The answer must be one number: how many lines in the records below contain the word "references".

:: Source information ::

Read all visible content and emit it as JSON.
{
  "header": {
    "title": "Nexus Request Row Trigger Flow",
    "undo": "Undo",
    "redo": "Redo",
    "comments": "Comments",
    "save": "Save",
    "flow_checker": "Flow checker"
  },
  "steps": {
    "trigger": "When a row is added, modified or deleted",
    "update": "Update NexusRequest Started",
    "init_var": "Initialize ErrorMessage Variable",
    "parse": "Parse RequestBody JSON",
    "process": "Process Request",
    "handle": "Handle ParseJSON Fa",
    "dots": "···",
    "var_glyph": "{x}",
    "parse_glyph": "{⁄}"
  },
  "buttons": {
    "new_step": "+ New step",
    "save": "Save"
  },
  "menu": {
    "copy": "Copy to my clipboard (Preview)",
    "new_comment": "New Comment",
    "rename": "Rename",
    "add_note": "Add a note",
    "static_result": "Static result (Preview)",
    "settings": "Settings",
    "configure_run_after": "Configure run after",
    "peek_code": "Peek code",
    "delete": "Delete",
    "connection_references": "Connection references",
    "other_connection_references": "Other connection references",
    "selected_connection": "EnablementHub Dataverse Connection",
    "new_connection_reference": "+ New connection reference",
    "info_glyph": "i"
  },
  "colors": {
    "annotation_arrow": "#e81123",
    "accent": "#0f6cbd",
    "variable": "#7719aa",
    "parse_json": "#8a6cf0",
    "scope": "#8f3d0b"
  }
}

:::

Solution to this problem:
2